Friday, June 4, 2010
WSJ List yields A Morbid Taste for Bones – and lots of possibilities!
The What’s in a Name 3 Reading Challenge got me hooked on reading as a competitive sport. But at only six books (five of which I’ve already finished), and with the next round beginning on January 1, 2011, I looked around for another challenge to motivate me to read for the sheer pleasure of reading this summer. Actually, I found four, but three of them will feed into my current uber-challenge, The Goodreads Seasonal Reading Challenge Summer 2010. It seems that every three months the Seasonal Reading Challenge community comes up with a group of clever tasks that are designed to stretch the participants’ reading horizons. It's a great group, and a whole lot of fun. The Summer 2010 edition began on June 1, 2010, and just plugging books into tasks has expanded both the breadth and the depth of my TBR list.

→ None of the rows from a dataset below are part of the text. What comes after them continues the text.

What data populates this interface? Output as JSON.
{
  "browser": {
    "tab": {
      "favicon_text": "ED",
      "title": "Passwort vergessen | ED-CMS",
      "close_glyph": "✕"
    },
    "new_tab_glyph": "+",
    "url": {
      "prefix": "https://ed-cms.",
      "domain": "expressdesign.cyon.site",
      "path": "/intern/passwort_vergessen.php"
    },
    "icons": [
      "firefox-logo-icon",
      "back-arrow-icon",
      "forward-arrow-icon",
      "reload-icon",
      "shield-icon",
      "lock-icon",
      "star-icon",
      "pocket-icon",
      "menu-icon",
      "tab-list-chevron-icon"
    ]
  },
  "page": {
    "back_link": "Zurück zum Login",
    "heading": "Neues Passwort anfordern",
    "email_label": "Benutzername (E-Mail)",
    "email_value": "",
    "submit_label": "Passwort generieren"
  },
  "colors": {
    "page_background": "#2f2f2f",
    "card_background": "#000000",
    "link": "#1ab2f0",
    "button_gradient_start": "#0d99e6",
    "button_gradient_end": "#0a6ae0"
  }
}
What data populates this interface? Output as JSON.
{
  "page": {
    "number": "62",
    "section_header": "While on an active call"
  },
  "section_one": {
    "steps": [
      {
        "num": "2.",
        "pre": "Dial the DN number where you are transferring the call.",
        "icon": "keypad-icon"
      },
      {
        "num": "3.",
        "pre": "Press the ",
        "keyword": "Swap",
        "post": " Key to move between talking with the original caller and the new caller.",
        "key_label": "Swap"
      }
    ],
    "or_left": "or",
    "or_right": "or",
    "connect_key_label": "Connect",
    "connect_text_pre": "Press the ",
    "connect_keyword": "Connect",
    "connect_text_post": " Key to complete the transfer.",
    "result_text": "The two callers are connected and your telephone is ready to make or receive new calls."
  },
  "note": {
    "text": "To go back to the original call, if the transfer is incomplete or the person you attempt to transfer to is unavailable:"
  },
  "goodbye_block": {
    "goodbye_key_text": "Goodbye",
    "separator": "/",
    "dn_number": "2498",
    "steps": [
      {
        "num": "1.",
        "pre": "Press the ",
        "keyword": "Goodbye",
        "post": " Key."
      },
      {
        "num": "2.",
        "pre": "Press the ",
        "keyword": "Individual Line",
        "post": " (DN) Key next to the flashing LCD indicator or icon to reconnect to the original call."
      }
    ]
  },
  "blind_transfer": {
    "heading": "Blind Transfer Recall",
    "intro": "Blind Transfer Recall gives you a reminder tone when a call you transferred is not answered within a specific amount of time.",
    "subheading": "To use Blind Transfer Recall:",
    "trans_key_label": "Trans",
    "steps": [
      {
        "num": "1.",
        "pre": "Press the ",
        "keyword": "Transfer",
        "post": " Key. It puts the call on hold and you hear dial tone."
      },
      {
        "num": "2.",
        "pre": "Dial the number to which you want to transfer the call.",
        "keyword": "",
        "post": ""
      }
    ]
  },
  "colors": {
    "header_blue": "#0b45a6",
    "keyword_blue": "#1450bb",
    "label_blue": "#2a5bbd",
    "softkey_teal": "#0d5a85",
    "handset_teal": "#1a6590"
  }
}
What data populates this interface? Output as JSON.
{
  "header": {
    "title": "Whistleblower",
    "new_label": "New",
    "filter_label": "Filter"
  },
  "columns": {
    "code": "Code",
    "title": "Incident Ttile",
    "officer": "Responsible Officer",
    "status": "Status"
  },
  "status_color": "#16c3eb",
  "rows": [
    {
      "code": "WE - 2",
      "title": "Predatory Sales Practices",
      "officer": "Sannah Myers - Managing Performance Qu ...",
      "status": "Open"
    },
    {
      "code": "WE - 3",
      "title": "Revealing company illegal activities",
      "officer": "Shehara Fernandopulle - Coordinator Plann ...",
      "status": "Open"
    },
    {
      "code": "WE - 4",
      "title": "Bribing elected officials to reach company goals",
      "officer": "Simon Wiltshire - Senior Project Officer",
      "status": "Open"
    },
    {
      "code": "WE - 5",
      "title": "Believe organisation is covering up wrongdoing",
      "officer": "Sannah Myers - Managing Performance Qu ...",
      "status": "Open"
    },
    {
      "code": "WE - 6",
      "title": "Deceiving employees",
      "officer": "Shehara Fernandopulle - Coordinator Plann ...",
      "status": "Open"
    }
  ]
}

Take task 5.8, for example: To get the five points, the participant needs to go the Wall Street Journal Top 5 Books list, and choose any title to read. The lists are arranged by genre, and would be a GREAT find for anyone trying to break their old reading habits and try a solid book in a new realm. In a mystery mood, I clicked on Top Historical Mysteries and found 5 possibilities. At least two looked very gory – a red card in my book – but the other three were promising. Ultimately, I chose the first of the Brother Cadfael mysteries, A Morbid Taste for Bones, written by British scholar Edith Pargeter under the nom de plume Ellis Peters.
Despite the title, you won’t find anything ghoulish going on in Brother Cadfael’s Benedictine Shrewsbury Abbey, nor in the Welsh shire of Gwytherin where most of the action in this first volume takes place. This is a straightforward murder mystery, Holmesian in its devotion to deduction, clues leading to more clues and ultimately to the revelation of truth. But Brother Cadfael is no Holmes or Hercule Poirot – a former Crusader who tends the garden behind the monastery walls, but still keeps with him a affection for his former swashbuckling life – including the odd skills necessary therein. When looking for allies in a small Welsh town, he heads for the pub, not the Church: “A sound drinking companion with good sense is what I need.” (A very reasonable idea, I think.)
The “bones” of the title refer to those of the martyred St. Winifred, which the prior of Shrewsbury seeks to relocate to England from Wales in order to enhance the prestige of the abbey. Murder and mayhem ensue as not everyone is pleased to see their saint go – and others are over-eager to have her leave. The book starts slow, but finishes well. It was a very enjoyable mystery, and I would definitely read another in the series. I will also bookmark the WSJ Top 5 List, for the next time I need inspiration for completing a task!